REQUIRED WORK
Each entry that follows should be retyped in full and exactly.

[[ RECORDS, beginning ]]

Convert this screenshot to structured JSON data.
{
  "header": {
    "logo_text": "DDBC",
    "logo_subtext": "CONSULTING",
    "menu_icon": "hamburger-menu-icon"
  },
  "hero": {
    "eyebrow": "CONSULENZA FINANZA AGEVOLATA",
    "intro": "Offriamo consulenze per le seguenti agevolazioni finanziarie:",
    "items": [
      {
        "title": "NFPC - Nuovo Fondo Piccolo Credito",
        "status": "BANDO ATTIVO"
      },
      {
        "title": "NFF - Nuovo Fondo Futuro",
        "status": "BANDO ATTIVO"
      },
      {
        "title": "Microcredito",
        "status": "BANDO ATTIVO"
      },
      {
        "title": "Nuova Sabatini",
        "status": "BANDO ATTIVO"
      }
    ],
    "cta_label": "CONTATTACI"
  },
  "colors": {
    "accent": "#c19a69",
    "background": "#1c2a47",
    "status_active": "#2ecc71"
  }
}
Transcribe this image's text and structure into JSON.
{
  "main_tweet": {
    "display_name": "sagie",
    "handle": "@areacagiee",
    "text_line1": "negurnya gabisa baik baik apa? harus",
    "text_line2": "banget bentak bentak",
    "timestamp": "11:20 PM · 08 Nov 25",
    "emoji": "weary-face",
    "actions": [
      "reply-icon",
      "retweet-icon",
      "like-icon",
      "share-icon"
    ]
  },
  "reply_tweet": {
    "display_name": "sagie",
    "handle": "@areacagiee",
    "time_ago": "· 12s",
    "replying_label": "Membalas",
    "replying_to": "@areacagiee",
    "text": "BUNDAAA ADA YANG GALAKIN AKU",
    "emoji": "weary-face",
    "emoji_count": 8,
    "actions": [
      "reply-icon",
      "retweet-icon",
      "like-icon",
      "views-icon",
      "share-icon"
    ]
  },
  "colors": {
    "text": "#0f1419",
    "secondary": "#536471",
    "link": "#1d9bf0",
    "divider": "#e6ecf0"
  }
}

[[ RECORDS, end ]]

TASK SOLUTION
Convert this screenshot to structured JSON data.
{
  "header": {
    "logo_text": "DDBC",
    "logo_subtext": "CONSULTING",
    "menu_icon": "hamburger-menu-icon"
  },
  "hero": {
    "eyebrow": "CONSULENZA FINANZA AGEVOLATA",
    "intro": "Offriamo consulenze per le seguenti agevolazioni finanziarie:",
    "items": [
      {
        "title": "NFPC - Nuovo Fondo Piccolo Credito",
        "status": "BANDO ATTIVO"
      },
      {
        "title": "NFF - Nuovo Fondo Futuro",
        "status": "BANDO ATTIVO"
      },
      {
        "title": "Microcredito",
        "status": "BANDO ATTIVO"
      },
      {
        "title": "Nuova Sabatini",
        "status": "BANDO ATTIVO"
      }
    ],
    "cta_label": "CONTATTACI"
  },
  "colors": {
    "accent": "#c19a69",
    "background": "#1c2a47",
    "status_active": "#2ecc71"
  }
}
Transcribe this image's text and structure into JSON.
{
  "main_tweet": {
    "display_name": "sagie",
    "handle": "@areacagiee",
    "text_line1": "negurnya gabisa baik baik apa? harus",
    "text_line2": "banget bentak bentak",
    "timestamp": "11:20 PM · 08 Nov 25",
    "emoji": "weary-face",
    "actions": [
      "reply-icon",
      "retweet-icon",
      "like-icon",
      "share-icon"
    ]
  },
  "reply_tweet": {
    "display_name": "sagie",
    "handle": "@areacagiee",
    "time_ago": "· 12s",
    "replying_label": "Membalas",
    "replying_to": "@areacagiee",
    "text": "BUNDAAA ADA YANG GALAKIN AKU",
    "emoji": "weary-face",
    "emoji_count": 8,
    "actions": [
      "reply-icon",
      "retweet-icon",
      "like-icon",
      "views-icon",
      "share-icon"
    ]
  },
  "colors": {
    "text": "#0f1419",
    "secondary": "#536471",
    "link": "#1d9bf0",
    "divider": "#e6ecf0"
  }
}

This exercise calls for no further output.